Investors greet anti-no-deal push
A good-news-bad-news day on Tuesday was positive for sterling, negative for most equity markets and commodity-related currencies. At one end, the muddled messaging from the White House flipped back to trade talks with China being off; at the other, opposition parties in Britain met to draft an anti-no-deal-Brexit strategy.
After the US president dismissed at the end of last week the idea of reaching a trade deal with China, his more positive message at the weekend restored some confidence to financial markets. That evaporated again on Tuesday. Where it was difficult, if not impossible, to find a constructive media assessment of the situation, criticism was plentiful. The sense is that Trump's flip-flops have made things worse, making it more difficult to secure a trade deal even though by some measures "he already has achieved the bulk of US negotiating objectives". The US dollar is just about unchanged against the euro and Japanese yen.
The muddled thinking in Downing Street related to the Irish Backstop and the readiness or otherwise of Dublin to accept something less rigorous. Meanwhile down the road, Parliament's splintered anti-no-deal faction was trying to get its act together, with even the Archbishop of Canterbury offering his services as a negotiator.
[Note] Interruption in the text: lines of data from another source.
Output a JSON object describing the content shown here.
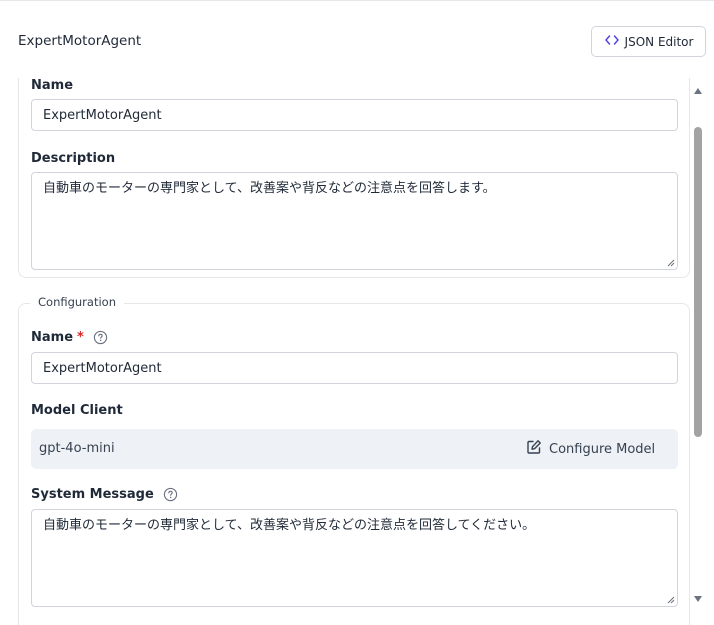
{
  "header": {
    "title": "ExpertMotorAgent",
    "json_editor_label": "JSON Editor"
  },
  "component": {
    "name_label": "Name",
    "name_value": "ExpertMotorAgent",
    "description_label": "Description",
    "description_value": "自動車のモーターの専門家として、改善案や背反などの注意点を回答します。"
  },
  "configuration": {
    "legend": "Configuration",
    "name_label": "Name",
    "required_mark": "*",
    "name_value": "ExpertMotorAgent",
    "model_client_label": "Model Client",
    "model_value": "gpt-4o-mini",
    "configure_model_label": "Configure Model",
    "system_message_label": "System Message",
    "system_message_value": "自動車のモーターの専門家として、改善案や背反などの注意点を回答してください。"
  },
  "icons": {
    "json": "code-brackets-icon",
    "help": "question-circle-icon",
    "configure": "edit-icon"
  },
  "colors": {
    "required": "#dc2626",
    "json_icon": "#4f46e5",
    "model_box_bg": "#eef1f5"
  }
}
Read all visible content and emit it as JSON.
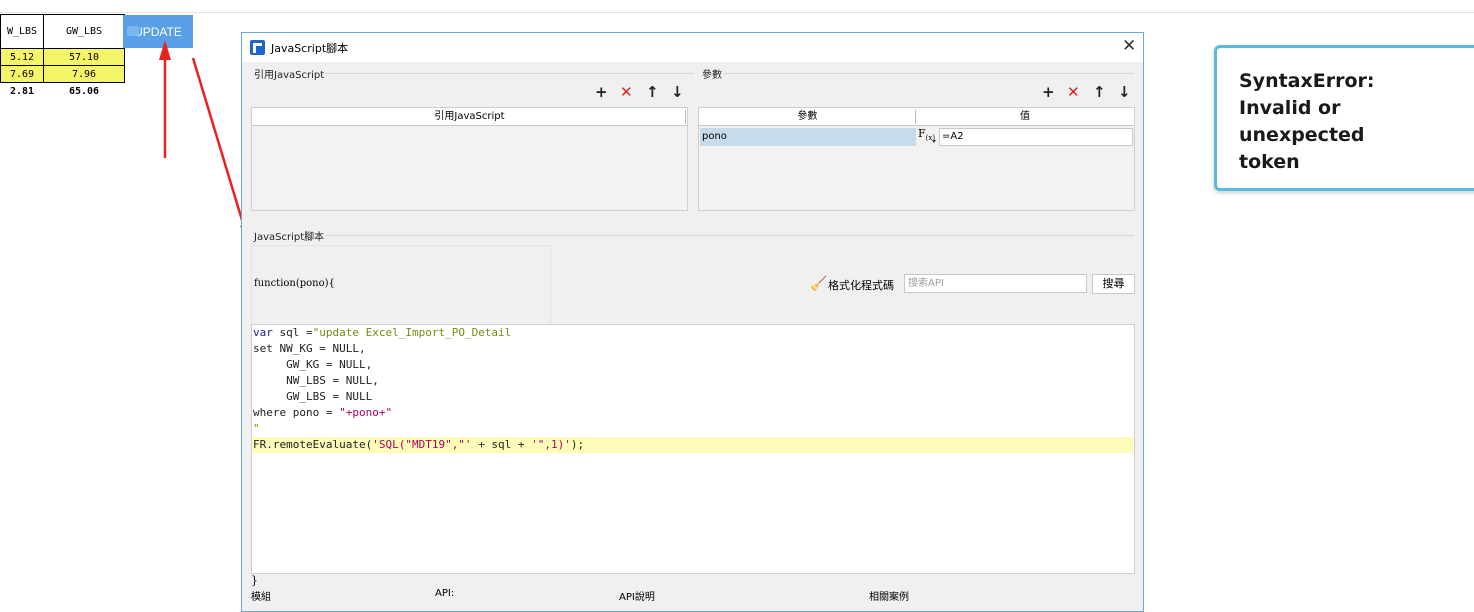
{
  "sheet": {
    "headers": [
      "W_LBS",
      "GW_LBS"
    ],
    "rows": [
      [
        "5.12",
        "57.10"
      ],
      [
        "7.69",
        "7.96"
      ]
    ],
    "totals": [
      "2.81",
      "65.06"
    ]
  },
  "update_button": {
    "label": "UPDATE"
  },
  "dialog": {
    "title": "JavaScript腳本",
    "ref_section": {
      "label": "引用JavaScript",
      "column_header": "引用JavaScript"
    },
    "params_section": {
      "label": "參數",
      "column_headers": [
        "參數",
        "值"
      ],
      "rows": [
        {
          "name": "pono",
          "value": "=A2"
        }
      ]
    },
    "script_section": {
      "label": "JavaScript腳本"
    },
    "function_signature": "function(pono){",
    "format_label": "格式化程式碼",
    "search_placeholder": "搜索API",
    "search_button": "搜尋",
    "code": {
      "l1_kw": "var",
      "l1_mid": " sql =",
      "l1_str": "\"update Excel_Import_PO_Detail",
      "l2": "set NW_KG = NULL,",
      "l3": "     GW_KG = NULL,",
      "l4": "     NW_LBS = NULL,",
      "l5": "     GW_LBS = NULL",
      "l6_a": "where pono = ",
      "l6_str": "\"+pono+\"",
      "l7": "\"",
      "l8_a": "FR.remoteEvaluate(",
      "l8_str1": "'SQL(\"MDT19\",\"' ",
      "l8_b": "+ sql + ",
      "l8_str2": "'\",1)'",
      "l8_c": ");"
    },
    "closing_brace": "}",
    "bottom_labels": [
      "模組",
      "API:",
      "API說明",
      "相關案例"
    ]
  },
  "error_panel": {
    "text": "SyntaxError: Invalid or unexpected token"
  },
  "colors": {
    "accent": "#5aa0e6",
    "highlight": "#f5f56a",
    "error_border": "#5bb9dc",
    "arrow": "#e8231f"
  },
  "icons": [
    "add-icon",
    "delete-icon",
    "move-up-icon",
    "move-down-icon",
    "formula-icon",
    "broom-icon",
    "close-icon",
    "app-logo-icon"
  ]
}
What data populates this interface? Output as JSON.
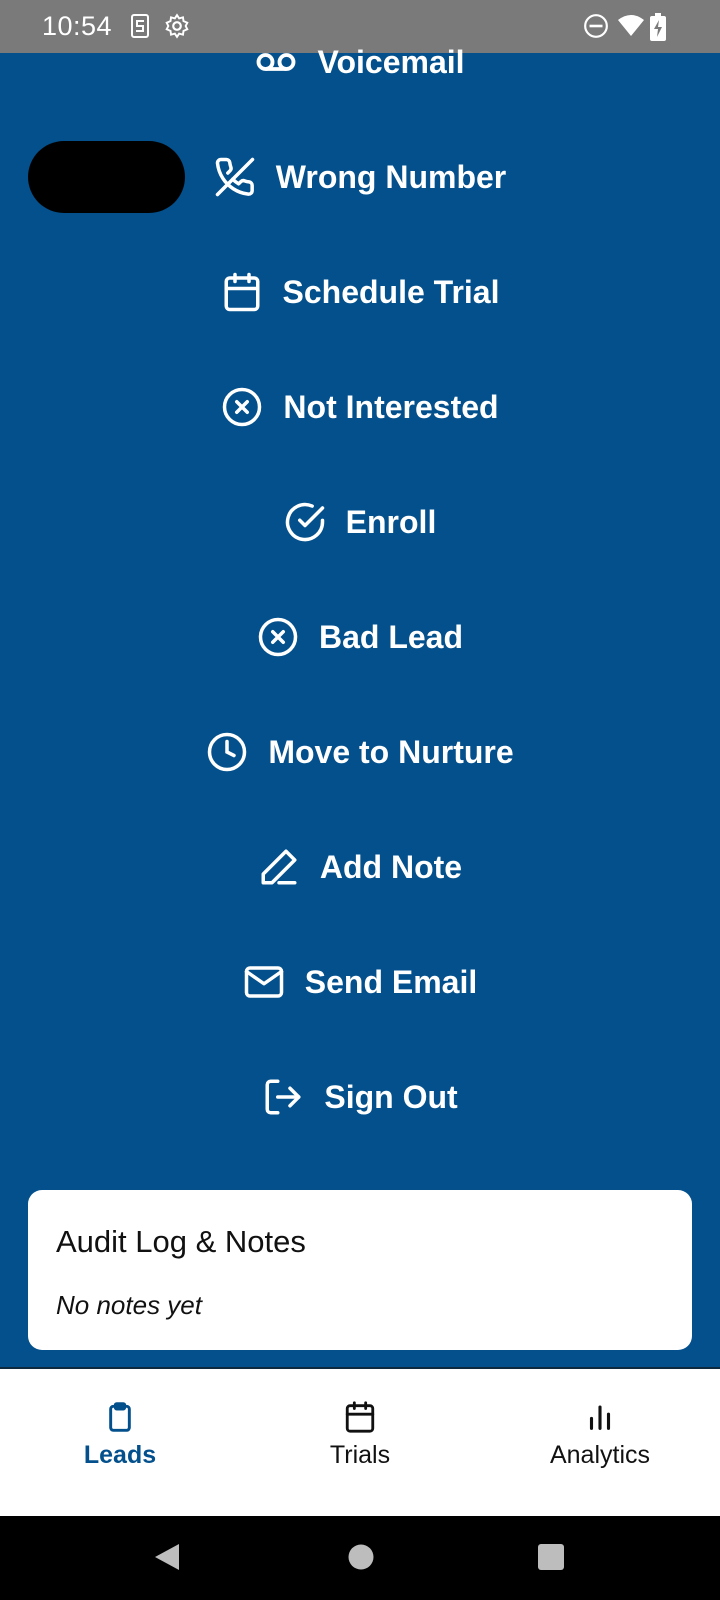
{
  "status_bar": {
    "time": "10:54",
    "left_icons": [
      "s-notification-icon",
      "settings-icon"
    ],
    "right_icons": [
      "do-not-disturb-icon",
      "wifi-icon",
      "battery-charging-icon"
    ]
  },
  "actions": [
    {
      "label": "Voicemail",
      "icon": "voicemail-icon"
    },
    {
      "label": "Wrong Number",
      "icon": "phone-off-icon"
    },
    {
      "label": "Schedule Trial",
      "icon": "calendar-icon"
    },
    {
      "label": "Not Interested",
      "icon": "x-circle-icon"
    },
    {
      "label": "Enroll",
      "icon": "check-circle-icon"
    },
    {
      "label": "Bad Lead",
      "icon": "x-circle-icon"
    },
    {
      "label": "Move to Nurture",
      "icon": "clock-icon"
    },
    {
      "label": "Add Note",
      "icon": "pencil-icon"
    },
    {
      "label": "Send Email",
      "icon": "mail-icon"
    },
    {
      "label": "Sign Out",
      "icon": "log-out-icon"
    }
  ],
  "audit": {
    "title": "Audit Log & Notes",
    "empty_text": "No notes yet"
  },
  "bottom_nav": {
    "items": [
      {
        "label": "Leads",
        "icon": "clipboard-icon",
        "active": true
      },
      {
        "label": "Trials",
        "icon": "calendar-icon",
        "active": false
      },
      {
        "label": "Analytics",
        "icon": "bar-chart-icon",
        "active": false
      }
    ]
  },
  "colors": {
    "primary": "#03508c",
    "status_bar": "#7a7a7a",
    "card": "#ffffff"
  }
}
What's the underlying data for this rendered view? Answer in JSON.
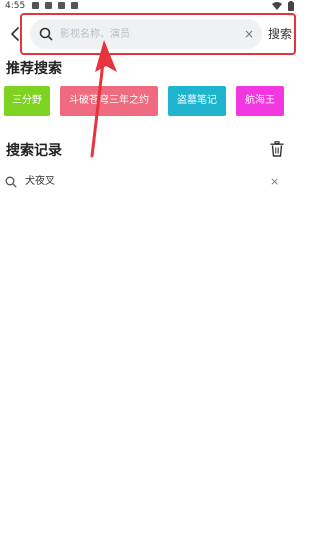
{
  "status_bar": {
    "time": "4:55"
  },
  "search": {
    "placeholder": "影视名称、演员",
    "value": "",
    "clear_symbol": "×",
    "submit_label": "搜索"
  },
  "hot_search": {
    "title": "推荐搜索",
    "tags": [
      {
        "label": "三分野",
        "color": "#7ed321"
      },
      {
        "label": "斗破苍穹三年之约",
        "color": "#f06b7f"
      },
      {
        "label": "盗墓笔记",
        "color": "#1fb5cf"
      },
      {
        "label": "航海王",
        "color": "#f236e0"
      }
    ]
  },
  "history": {
    "title": "搜索记录",
    "items": [
      {
        "label": "犬夜叉",
        "delete_symbol": "×"
      }
    ]
  },
  "icons": {
    "back": "back-arrow-icon",
    "search": "search-icon",
    "clear": "clear-icon",
    "trash": "trash-icon",
    "history_search": "search-icon"
  },
  "annotation_color": "#e8323c"
}
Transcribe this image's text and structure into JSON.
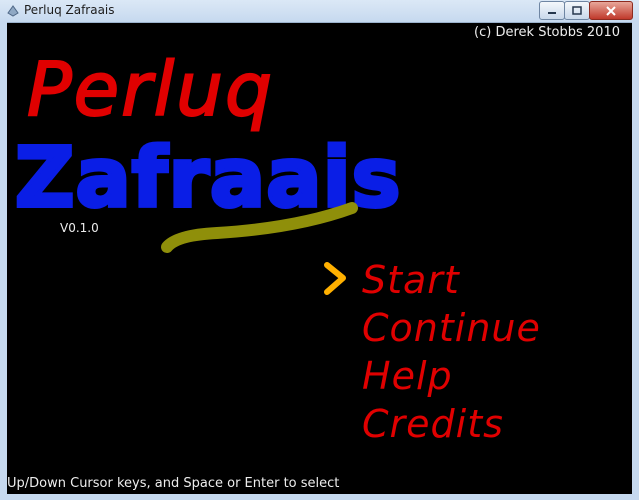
{
  "window": {
    "title": "Perluq Zafraais"
  },
  "game": {
    "copyright": "(c) Derek Stobbs 2010",
    "logo_line1": "Perluq",
    "logo_line2": "Zafraais",
    "version": "V0.1.0",
    "menu": [
      {
        "label": "Start",
        "selected": true
      },
      {
        "label": "Continue",
        "selected": false
      },
      {
        "label": "Help",
        "selected": false
      },
      {
        "label": "Credits",
        "selected": false
      }
    ],
    "instructions": "Up/Down Cursor keys, and Space or Enter to select"
  },
  "colors": {
    "background": "#000000",
    "logo_line1": "#e00000",
    "logo_line2": "#0a1ee6",
    "underline": "#8f8f0a",
    "menu_text": "#e00000",
    "cursor": "#ffb000",
    "caption_text": "#ededed"
  },
  "icons": [
    "app-icon",
    "minimize-icon",
    "maximize-icon",
    "close-icon",
    "menu-cursor-icon"
  ]
}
Investors were particularly taken with the apparent progress of a cross-party agreement to legislate against a no-deal departure. They rewarded sterling with a clear win on the day. It strengthened by an average of 0.7%, adding one yen and taking two thirds of a cent each off the US dollar and euro.
Tuesday's economic data provided little inspiration to investors. There were not many of them and those that were not mediocre were disappointing. The only excitement came from a piece by Bill Dudley encouraging the Fed to ignore Trump's demands on monetary policy.
Among the ecostats, the only ones of any importance were from the States. The Conference Board's index of consumer confidence "declined marginally" in August while still beating analysts' predictions. The Richmond Fed's manufacturing index also beat forecast, improving by 13 points to +1.
The erstwhile President of the New York Fed went in to bat with an essay calling upon his colleagues not to "enable" Trump to pursue a misguided trade war. The Fed officially rejected Mr Dudley's argument, insisting that "political considerations play absolutely no role".
However, his comments did not perhaps come as a complete surprise to chairman Jay Powell and his team.
German consumer confidence flat
It is sad but true that today's statistical highlight, German consumer confidence, has already been and gone. It was unchanged on the month. Also done and dusted is Australian construction output, which fell 3.8% in the second quarter. Construction work is down by 11% on the year.
European data this morning cover Swedish retail sales, Italian consumer and business confidence, Swiss business confidence and Euroland money supply. There are no UK data.
There is nothing from North America either, bar speeches from the Federal Reserve's Thomas Barkin and Mary Daly. NZ business confidence comes out tonight, followed by Japanese consumer confidence.